Stronger and stronger the light grew, until at last the vision cleared.
Telai stood barefoot in the midst of a rolling plain, a wide stretch of grassland decorated in a stunning palette of wildflowers. Children ran in all directions, their hair bouncing with each stride, laughter piping in her ears like music. She raised her arm to shield the sun—and saw not her own flesh but the soft, slender limb of a young girl.
She was the oldest by several years, drowning in the pungent aroma of wild growth, in the dance of her long black hair. She wiggled her toes, laughing. She had never felt grass like this before. No one had created it. No power of the mind, no artificial simulation, nothing but the sun and the rain and the soil. It was a world that had never known the curse of technology, never been touched by anyone from the stars—until today.
“Lovely, isn’t it?”
A grown woman stood at her side. She gazed out over the rolling landscape, her beauty enhanced by a poignant little smile. Her posture, the closeness of her stance, even the slight movement of her hands spoke of a bond only a mother could possess. But the emptiness in her eyes told a different story—not of love but of everlasting grief, as if her heart had been broken so long ago she couldn’t remember feeling any other way.
The young girl knew they shouldn’t be here. She didn’t care. Ever since she was little she had longed for this paradise, to experience what it must have been like for those privileged few children so long ago. She had pleaded and cajoled like only a thirteen-year-old could, until at last her mother relented, hoping to bring a few moments of joy to her charge of troubled girls. Now they were here, their cloaked ship landing in the remotest section of the planet, an ocean away from where the descendants of those forgotten children lived.
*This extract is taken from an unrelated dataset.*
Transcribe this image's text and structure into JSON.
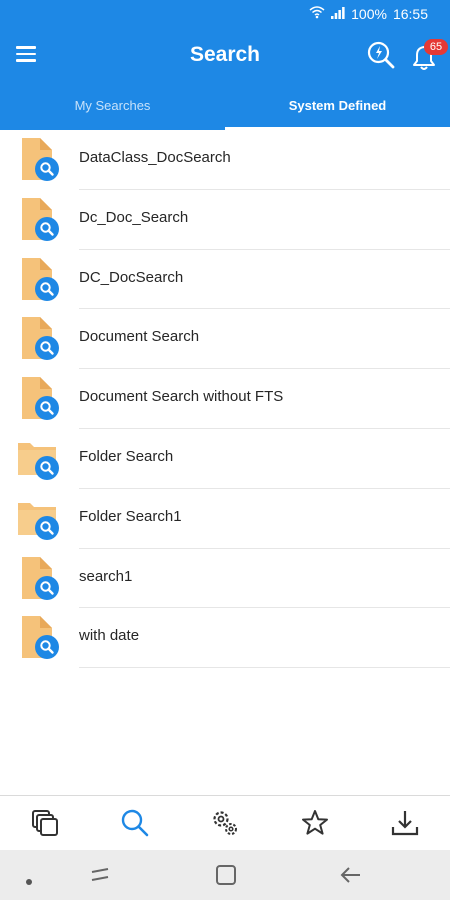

Laughter drifted along the breeze, weaving a spell of contentment in the girl’s heart. Her friends did not sound very troubled to her.
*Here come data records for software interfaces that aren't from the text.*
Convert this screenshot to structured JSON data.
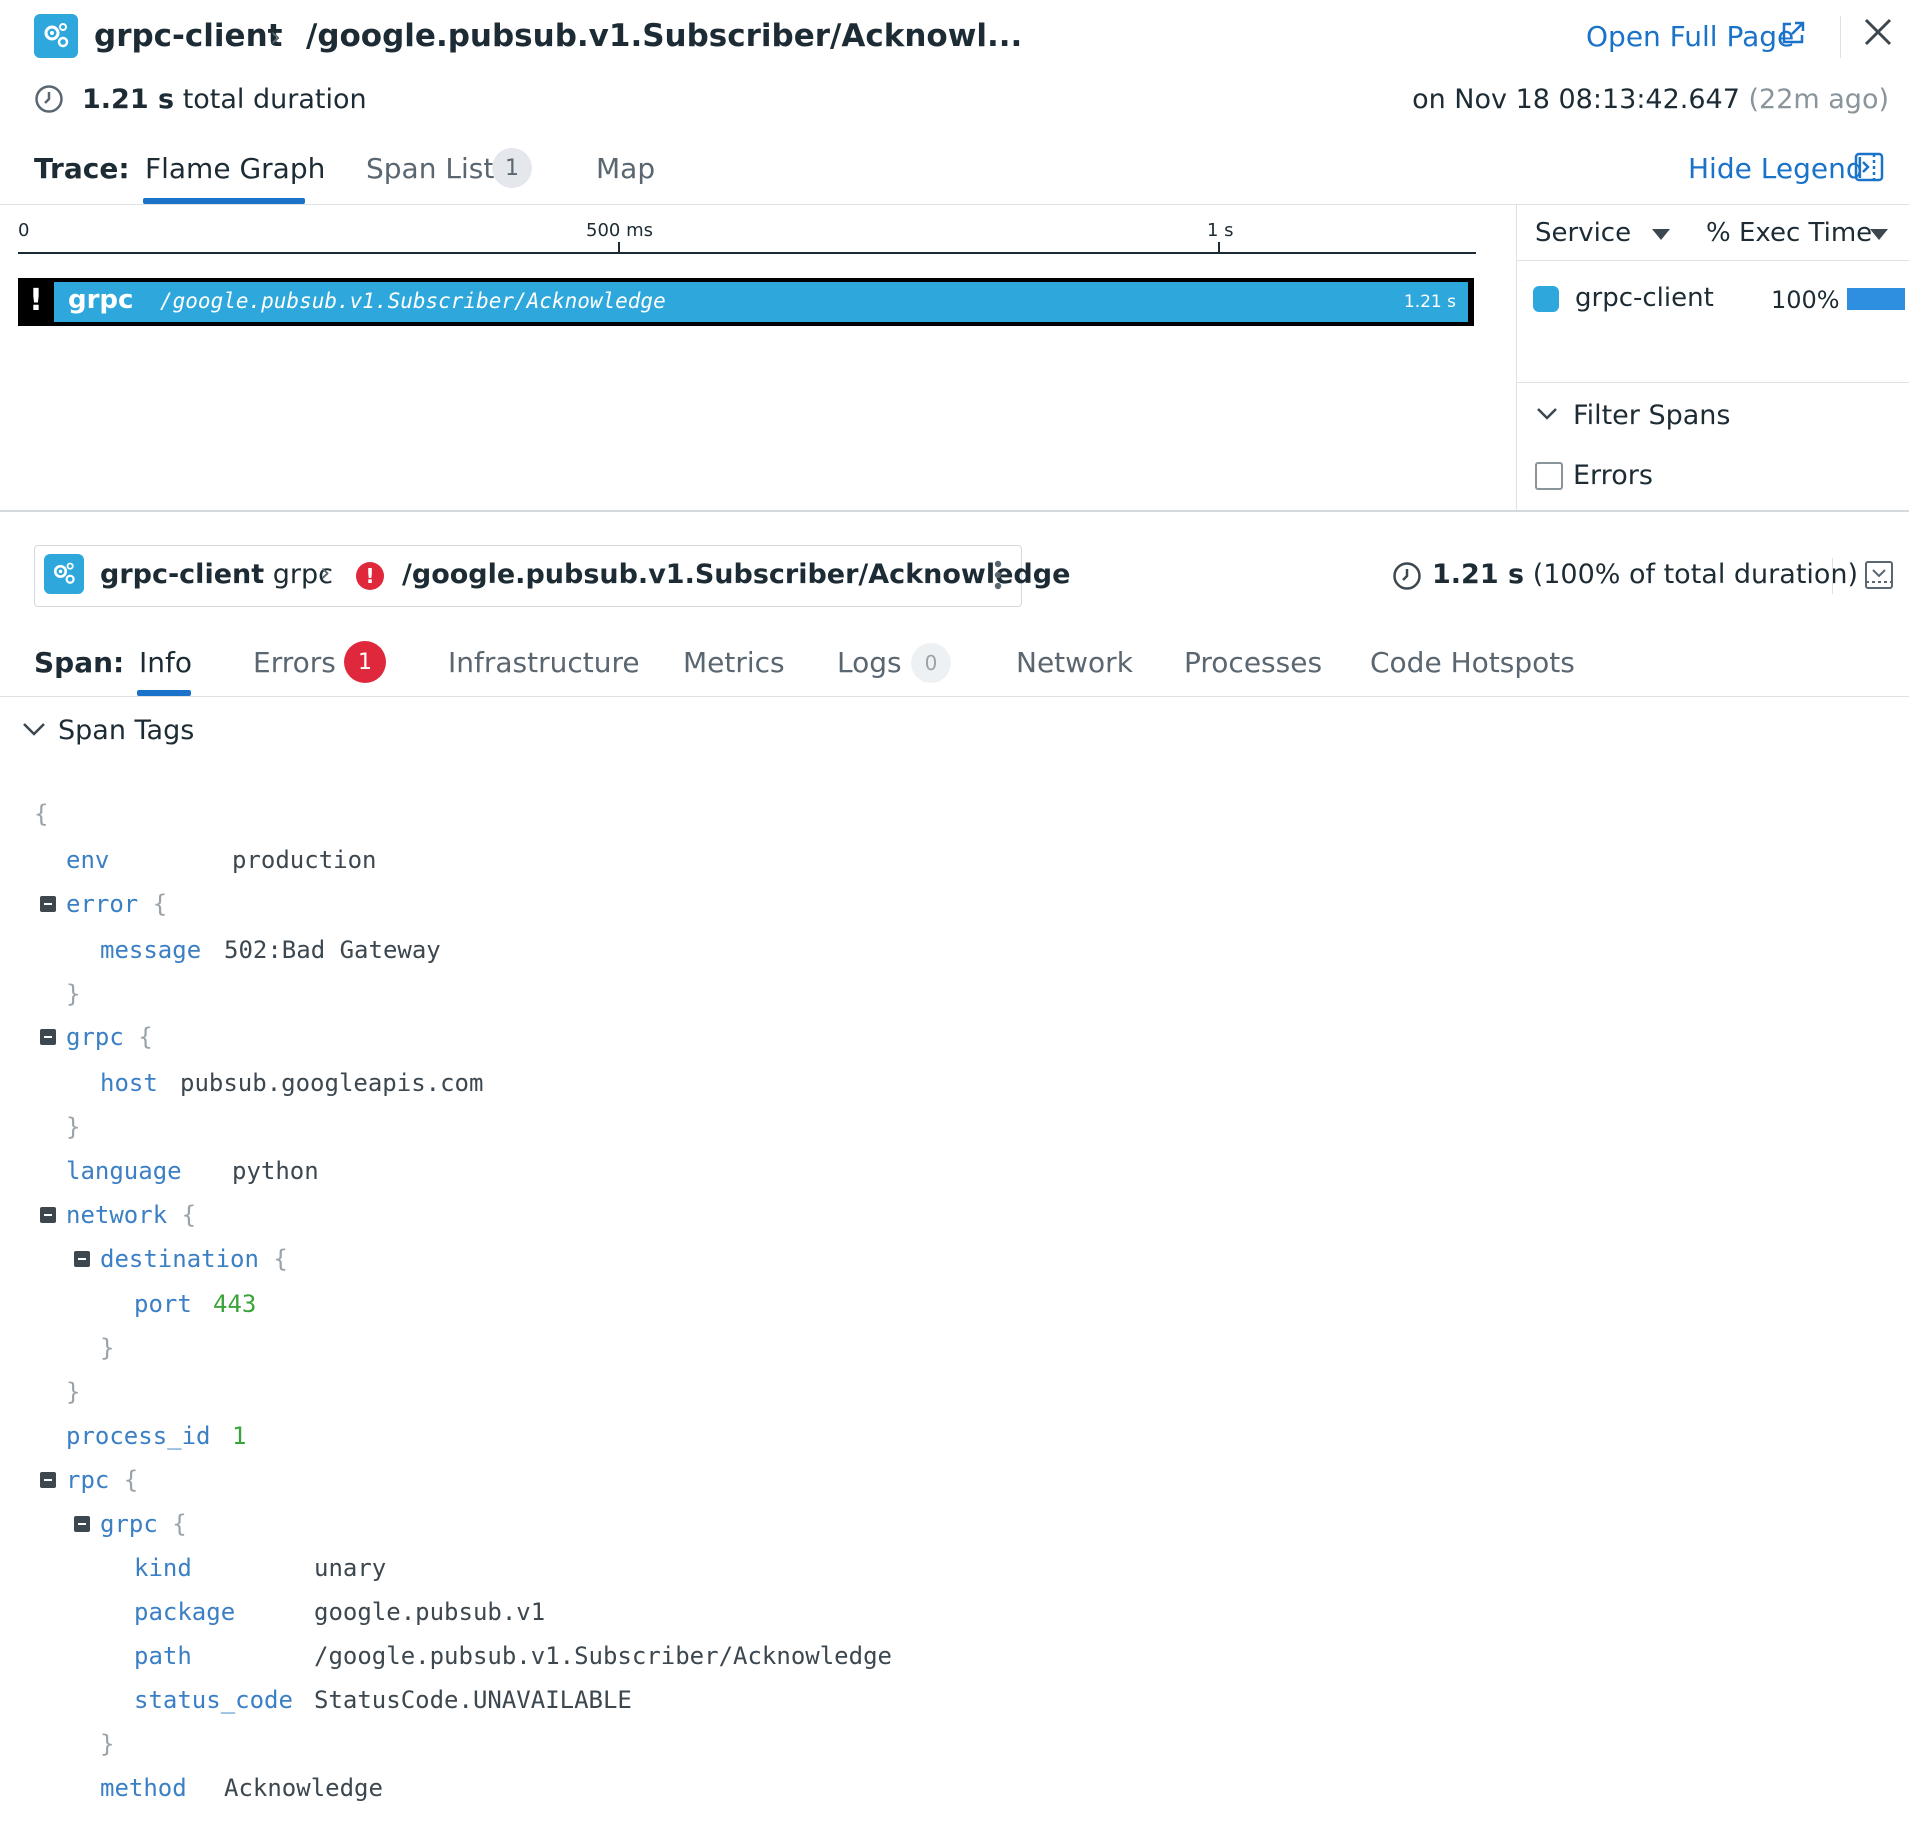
{
  "header": {
    "service": "grpc-client",
    "resource": "/google.pubsub.v1.Subscriber/Acknowl...",
    "open_full_page": "Open Full Page",
    "duration_value": "1.21 s",
    "duration_label": "total duration",
    "timestamp": "on Nov 18 08:13:42.647",
    "ago": "(22m ago)"
  },
  "trace_tabs": {
    "label": "Trace:",
    "flame_graph": "Flame Graph",
    "span_list": "Span List",
    "span_list_count": "1",
    "map": "Map",
    "hide_legend": "Hide Legend"
  },
  "timeline": {
    "ticks": [
      "0",
      "500 ms",
      "1 s"
    ],
    "span": {
      "service": "grpc",
      "resource": "/google.pubsub.v1.Subscriber/Acknowledge",
      "duration": "1.21 s",
      "error_mark": "!"
    }
  },
  "legend": {
    "col_service": "Service",
    "col_exec": "% Exec Time",
    "rows": [
      {
        "name": "grpc-client",
        "pct": "100%",
        "fraction": 1.0,
        "color": "#2ea8dc"
      }
    ],
    "filter_spans": "Filter Spans",
    "errors_checkbox": "Errors"
  },
  "span_header": {
    "service": "grpc-client",
    "operation": "grpc",
    "resource": "/google.pubsub.v1.Subscriber/Acknowledge",
    "duration_value": "1.21 s",
    "duration_detail": "(100% of total duration)"
  },
  "span_tabs": {
    "label": "Span:",
    "info": "Info",
    "errors": "Errors",
    "errors_count": "1",
    "infrastructure": "Infrastructure",
    "metrics": "Metrics",
    "logs": "Logs",
    "logs_count": "0",
    "network": "Network",
    "processes": "Processes",
    "code_hotspots": "Code Hotspots"
  },
  "span_tags": {
    "title": "Span Tags",
    "env": {
      "key": "env",
      "value": "production"
    },
    "error": {
      "key": "error",
      "message_key": "message",
      "message_value": "502:Bad Gateway"
    },
    "grpc": {
      "key": "grpc",
      "host_key": "host",
      "host_value": "pubsub.googleapis.com"
    },
    "language": {
      "key": "language",
      "value": "python"
    },
    "network": {
      "key": "network",
      "destination_key": "destination",
      "port_key": "port",
      "port_value": "443"
    },
    "process_id": {
      "key": "process_id",
      "value": "1"
    },
    "rpc": {
      "key": "rpc",
      "grpc_key": "grpc",
      "kind_key": "kind",
      "kind_value": "unary",
      "package_key": "package",
      "package_value": "google.pubsub.v1",
      "path_key": "path",
      "path_value": "/google.pubsub.v1.Subscriber/Acknowledge",
      "status_key": "status_code",
      "status_value": "StatusCode.UNAVAILABLE",
      "method_key": "method",
      "method_value": "Acknowledge"
    }
  },
  "colors": {
    "accent": "#1a73c9",
    "service": "#2ea8dc",
    "error": "#e0283c"
  }
}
The woman sighed in regret, an unmistakable premonition, sabotaging joy. “We have to leave.”
“Not now—it’s too soon!”
“You know what kind of risk we’re taking. The longer we stay, the more likely we’ll be found out.”
“Why? I thought you cloaked us.”
“We already talked about this, Hendra. Even another hour will only make it harder.”
Her mother stepped forward, calling to the girls. Hendra watched for a moment, then folded her gangly limbs and sank to the ground. A short wildflower grew nearby, its tiny yellow blossoms half hidden in the grass. Mournful protests and sad cries reached her ears, but she ignored them. There was only the little flower, and its desperate struggle to reach the sun.
A pair of legs interrupted her vision. One heedless foot trampled her dream into the sod.
Her mother knelt in front of her, hand extended. “It’s time.”
The girl kept her head lowered, her gut churning as if witnessing the death of a close friend. “No,” she whispered.
“You know it’s impossible, Hendra.”
The child glared up at her, trembling with resentment. “You don’t understand—you have to let us stay.”
The woman withdrew her hand. “I shouldn’t have brought you here,” she muttered, as if to herself. She rose, stepped a short distance away, then faced her daughter again. Her brow furrowed. A faint, greenish-blue glow flowed up her arm, lacing the air with tendrils of light.
The girl’s legs twitched. She clenched her jaw, determined to fight a war of wills. But mortal flesh was far too weak against the power of the mind. Her muscles contracted, slowly gaining force, until she stood, her arms and fists shaking with rage.
“You can’t take us back! I won’t—”
Hendra’s voice faltered: something was pressing against the inside of her palm. She opened her hand, and smiled.
Her parents had inserted a cybernetic governor in her mind before activating her device, a practice required by law. Yet the device